Segment Start: AVAILABLE DATA
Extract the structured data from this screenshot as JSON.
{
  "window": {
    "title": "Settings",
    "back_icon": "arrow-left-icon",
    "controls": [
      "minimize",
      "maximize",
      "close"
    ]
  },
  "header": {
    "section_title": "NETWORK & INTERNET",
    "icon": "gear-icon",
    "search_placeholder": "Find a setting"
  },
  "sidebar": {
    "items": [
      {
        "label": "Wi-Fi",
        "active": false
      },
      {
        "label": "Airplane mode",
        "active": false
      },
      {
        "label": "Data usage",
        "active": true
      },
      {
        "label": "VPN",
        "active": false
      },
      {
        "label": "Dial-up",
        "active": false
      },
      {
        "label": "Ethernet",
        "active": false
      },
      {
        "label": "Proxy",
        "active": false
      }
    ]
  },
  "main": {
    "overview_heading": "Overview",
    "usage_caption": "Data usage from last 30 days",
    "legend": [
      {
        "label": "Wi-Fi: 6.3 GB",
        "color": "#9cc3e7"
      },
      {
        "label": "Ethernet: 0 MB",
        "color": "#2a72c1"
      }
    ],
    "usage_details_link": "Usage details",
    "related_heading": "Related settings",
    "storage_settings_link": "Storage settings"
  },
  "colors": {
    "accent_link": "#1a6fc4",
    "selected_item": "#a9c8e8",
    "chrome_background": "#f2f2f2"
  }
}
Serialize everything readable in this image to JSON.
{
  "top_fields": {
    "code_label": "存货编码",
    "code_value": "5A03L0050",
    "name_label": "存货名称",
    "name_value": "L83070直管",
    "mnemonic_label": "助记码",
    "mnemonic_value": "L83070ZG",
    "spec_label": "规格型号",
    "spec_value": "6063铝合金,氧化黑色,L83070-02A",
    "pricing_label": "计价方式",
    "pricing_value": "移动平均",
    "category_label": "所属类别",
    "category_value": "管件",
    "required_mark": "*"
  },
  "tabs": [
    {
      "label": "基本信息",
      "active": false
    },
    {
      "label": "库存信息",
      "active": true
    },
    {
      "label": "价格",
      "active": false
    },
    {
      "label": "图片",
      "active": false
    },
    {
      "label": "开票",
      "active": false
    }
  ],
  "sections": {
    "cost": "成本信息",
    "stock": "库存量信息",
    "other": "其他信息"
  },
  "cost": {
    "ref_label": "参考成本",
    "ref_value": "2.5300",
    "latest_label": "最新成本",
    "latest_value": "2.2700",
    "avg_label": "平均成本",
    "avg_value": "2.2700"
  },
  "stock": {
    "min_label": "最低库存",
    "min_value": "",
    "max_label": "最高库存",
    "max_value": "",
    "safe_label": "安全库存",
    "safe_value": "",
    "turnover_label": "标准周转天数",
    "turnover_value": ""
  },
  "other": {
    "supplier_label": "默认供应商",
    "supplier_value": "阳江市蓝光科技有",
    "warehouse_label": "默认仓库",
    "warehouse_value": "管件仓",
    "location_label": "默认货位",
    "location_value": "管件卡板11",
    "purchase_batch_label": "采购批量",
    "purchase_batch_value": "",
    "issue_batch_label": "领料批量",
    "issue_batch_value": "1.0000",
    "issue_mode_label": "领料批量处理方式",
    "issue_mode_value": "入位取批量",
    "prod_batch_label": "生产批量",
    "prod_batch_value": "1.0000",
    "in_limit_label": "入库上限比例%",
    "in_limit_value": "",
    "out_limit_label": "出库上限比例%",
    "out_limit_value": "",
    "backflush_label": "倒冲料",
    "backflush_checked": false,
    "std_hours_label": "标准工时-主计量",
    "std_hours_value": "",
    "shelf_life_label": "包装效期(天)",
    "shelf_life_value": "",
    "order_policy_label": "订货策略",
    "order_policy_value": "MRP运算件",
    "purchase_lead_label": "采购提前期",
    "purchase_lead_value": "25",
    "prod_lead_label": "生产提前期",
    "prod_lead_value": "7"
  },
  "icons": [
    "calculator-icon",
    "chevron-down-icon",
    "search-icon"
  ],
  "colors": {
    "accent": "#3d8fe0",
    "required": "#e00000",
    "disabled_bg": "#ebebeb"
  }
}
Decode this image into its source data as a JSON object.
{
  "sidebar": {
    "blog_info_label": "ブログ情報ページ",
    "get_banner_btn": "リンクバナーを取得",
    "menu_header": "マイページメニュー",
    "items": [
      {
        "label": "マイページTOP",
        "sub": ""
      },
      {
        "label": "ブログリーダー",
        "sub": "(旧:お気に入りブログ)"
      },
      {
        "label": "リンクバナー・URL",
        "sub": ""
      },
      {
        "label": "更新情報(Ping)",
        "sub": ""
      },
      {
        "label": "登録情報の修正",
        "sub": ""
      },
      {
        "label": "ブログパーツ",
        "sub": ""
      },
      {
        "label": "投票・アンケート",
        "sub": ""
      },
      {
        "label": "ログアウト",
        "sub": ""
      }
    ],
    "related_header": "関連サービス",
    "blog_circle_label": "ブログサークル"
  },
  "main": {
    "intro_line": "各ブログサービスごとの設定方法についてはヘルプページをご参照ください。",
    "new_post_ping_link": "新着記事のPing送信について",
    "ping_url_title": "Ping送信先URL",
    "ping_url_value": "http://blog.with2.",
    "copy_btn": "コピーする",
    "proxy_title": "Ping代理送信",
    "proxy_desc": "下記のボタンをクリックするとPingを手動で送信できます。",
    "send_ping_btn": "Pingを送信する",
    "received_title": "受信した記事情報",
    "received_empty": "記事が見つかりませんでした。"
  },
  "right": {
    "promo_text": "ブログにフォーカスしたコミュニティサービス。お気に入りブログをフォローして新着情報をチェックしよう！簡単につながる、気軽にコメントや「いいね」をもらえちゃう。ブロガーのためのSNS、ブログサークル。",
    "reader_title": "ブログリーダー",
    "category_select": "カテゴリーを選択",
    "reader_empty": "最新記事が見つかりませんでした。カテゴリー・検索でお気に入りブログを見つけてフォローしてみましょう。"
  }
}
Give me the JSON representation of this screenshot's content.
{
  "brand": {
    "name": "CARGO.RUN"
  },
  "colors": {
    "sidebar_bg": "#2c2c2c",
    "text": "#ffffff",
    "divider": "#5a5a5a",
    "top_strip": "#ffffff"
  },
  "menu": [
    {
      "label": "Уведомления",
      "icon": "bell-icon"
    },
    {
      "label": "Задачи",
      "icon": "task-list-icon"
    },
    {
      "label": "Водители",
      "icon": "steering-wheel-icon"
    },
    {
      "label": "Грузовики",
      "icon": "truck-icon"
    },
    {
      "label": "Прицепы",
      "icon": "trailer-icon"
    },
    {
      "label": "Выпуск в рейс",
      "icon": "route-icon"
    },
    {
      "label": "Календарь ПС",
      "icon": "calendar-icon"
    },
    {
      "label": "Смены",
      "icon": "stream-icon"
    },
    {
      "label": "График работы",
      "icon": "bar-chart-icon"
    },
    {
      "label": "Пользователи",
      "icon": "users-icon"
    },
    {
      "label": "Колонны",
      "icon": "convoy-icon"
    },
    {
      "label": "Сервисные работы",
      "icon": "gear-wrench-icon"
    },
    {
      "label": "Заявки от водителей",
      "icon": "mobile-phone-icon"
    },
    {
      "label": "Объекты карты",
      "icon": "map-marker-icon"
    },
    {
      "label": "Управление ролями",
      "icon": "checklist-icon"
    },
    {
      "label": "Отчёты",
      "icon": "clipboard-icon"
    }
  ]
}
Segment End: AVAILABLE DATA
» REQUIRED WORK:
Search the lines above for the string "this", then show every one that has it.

» SOLVED PROBLEM:
Extract the structured data from this screenshot as JSON.
Serialize everything readable in this image to JSON.
Decode this image into its source data as a JSON object.
Give me the JSON representation of this screenshot's content.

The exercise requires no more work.